Considering that the iPhone is the single biggest driver for Apple and accounts for about half of the company’s value by our estimates, the intense market nervousness is understandable. A big reason for Apple’s fall of over 35% in the past five months has also been a growing concern that the iPhone demand is waning amid an increasing number of competitive products in the marketplace such as Samsung’s Galaxy S smartphones and Note phablets. This could have an impact on margins as well – something that we have already incorporated in our long-term forecasts. However, we also believe that the iPhone still has a lot of market opportunity left, especially in the emerging markets where Apple is yet to sign subsidy contracts with some carriers. (see Foxconn Noise Highlights Apple’s Need For A China Mobile Deal)

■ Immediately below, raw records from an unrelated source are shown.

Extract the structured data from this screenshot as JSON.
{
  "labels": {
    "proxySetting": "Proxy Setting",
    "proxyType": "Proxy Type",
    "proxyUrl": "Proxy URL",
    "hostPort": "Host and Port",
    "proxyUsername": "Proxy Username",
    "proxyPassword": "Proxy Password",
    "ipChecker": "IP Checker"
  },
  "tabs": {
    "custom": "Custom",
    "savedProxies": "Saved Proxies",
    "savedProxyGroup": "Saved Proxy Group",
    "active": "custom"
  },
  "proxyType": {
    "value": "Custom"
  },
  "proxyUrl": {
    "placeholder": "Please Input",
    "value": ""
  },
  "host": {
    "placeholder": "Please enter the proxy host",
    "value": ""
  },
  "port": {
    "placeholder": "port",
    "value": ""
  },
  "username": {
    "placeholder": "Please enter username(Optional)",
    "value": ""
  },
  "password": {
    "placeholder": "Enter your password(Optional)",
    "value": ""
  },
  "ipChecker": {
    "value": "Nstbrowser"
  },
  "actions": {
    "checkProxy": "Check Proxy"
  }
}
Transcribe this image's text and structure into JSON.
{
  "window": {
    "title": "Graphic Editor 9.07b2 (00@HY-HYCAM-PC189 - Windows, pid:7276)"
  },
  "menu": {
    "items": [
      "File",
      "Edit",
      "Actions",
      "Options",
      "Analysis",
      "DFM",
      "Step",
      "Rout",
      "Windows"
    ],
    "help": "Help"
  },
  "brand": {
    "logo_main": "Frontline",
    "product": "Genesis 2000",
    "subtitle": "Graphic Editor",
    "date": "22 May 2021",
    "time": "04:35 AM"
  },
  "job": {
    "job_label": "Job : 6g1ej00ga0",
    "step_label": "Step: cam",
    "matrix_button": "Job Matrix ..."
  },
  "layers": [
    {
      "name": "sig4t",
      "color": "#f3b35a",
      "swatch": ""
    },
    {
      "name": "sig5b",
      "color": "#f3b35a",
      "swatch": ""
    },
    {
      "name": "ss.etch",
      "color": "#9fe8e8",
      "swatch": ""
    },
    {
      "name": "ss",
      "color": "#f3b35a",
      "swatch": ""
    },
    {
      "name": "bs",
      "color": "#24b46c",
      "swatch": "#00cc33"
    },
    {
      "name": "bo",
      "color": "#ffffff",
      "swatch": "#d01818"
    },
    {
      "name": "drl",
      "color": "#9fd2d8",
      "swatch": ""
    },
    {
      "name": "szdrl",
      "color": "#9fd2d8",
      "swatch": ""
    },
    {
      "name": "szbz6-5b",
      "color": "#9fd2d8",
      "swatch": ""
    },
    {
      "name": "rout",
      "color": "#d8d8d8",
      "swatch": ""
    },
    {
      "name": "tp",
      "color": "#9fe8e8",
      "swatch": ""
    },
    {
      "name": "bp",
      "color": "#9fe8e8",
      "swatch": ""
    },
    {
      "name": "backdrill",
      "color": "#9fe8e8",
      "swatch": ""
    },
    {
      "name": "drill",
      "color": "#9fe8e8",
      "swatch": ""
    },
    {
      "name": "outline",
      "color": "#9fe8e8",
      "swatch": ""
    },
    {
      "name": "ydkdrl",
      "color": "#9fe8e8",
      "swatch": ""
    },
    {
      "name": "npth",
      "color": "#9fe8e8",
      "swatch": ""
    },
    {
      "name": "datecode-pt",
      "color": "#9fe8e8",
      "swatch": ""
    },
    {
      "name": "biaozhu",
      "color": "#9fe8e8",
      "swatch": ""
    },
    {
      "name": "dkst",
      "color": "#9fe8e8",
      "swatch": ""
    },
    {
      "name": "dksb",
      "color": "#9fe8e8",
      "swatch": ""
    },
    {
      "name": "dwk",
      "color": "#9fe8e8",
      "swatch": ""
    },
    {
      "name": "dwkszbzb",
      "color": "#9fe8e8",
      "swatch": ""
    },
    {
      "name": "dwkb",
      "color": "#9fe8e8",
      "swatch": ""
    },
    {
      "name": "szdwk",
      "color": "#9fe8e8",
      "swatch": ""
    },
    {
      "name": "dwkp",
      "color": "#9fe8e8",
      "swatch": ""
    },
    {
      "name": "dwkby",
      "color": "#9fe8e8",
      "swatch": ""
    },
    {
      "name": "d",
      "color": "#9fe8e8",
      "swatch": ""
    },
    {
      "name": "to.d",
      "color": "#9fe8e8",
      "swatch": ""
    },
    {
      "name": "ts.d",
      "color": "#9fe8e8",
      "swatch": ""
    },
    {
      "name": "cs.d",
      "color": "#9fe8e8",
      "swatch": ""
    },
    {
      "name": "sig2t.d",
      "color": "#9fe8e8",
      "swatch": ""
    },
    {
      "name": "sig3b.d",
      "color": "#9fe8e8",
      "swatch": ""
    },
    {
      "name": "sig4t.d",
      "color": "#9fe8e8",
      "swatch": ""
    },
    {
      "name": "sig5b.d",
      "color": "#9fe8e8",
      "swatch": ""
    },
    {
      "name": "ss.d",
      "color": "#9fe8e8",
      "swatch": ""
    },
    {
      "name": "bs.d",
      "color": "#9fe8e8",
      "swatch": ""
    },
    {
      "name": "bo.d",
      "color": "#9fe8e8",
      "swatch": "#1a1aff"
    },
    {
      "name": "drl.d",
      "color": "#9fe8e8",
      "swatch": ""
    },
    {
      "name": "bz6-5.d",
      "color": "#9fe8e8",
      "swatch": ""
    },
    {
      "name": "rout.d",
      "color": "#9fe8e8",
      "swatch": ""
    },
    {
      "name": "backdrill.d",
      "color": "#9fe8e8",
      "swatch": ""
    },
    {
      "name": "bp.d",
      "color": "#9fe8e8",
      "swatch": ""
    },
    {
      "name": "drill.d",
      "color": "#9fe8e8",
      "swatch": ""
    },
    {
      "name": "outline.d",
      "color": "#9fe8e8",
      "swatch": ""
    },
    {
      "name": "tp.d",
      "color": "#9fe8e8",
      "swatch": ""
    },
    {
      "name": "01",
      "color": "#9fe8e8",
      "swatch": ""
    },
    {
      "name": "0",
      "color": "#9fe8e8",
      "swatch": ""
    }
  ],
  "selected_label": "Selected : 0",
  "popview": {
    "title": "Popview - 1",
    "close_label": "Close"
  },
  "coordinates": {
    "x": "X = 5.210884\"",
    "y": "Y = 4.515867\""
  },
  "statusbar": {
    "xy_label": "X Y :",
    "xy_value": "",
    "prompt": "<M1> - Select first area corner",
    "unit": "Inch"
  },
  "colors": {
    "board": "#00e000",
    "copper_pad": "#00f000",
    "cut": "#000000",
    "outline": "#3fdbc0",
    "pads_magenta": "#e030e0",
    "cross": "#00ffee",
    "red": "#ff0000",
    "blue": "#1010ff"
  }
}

With the new high-end Lumia smartphones (920 and 820) off to a good start, Nokia is now looking to push through lower tiers and gain a wider audience for the Windows Phone platform. The Finnish handset maker has been gradually launching the Lumia 620, its most affordable Windows Phone 8 yet, in several Asian and European markets in a bid to make up for the loss of Symbian market share in recent quarters.
Priced at just $249 (excluding local taxes), the latest Lumia is aggressively priced and easily undercuts the only other mid-range Windows model, the HTC 8S, in all the launch markets. Moreover, the fact that Nokia is launching its mid-level Windows Phones before Samsung or LG do the same, and before BlackBerry gets its entry-level BB10 handsets out next year, should give it a significant head start over rivals in emerging economies. With cheap Android smartphones flooding the market and pushing prices down to sub-$150 levels, Nokia still has some way to go before Windows Phone 8 reaches the very low-end of the market, but the Lumia 620 does make for a very good start. (see Nokia Takes On Android With Budget Lumia 620 Smartphone)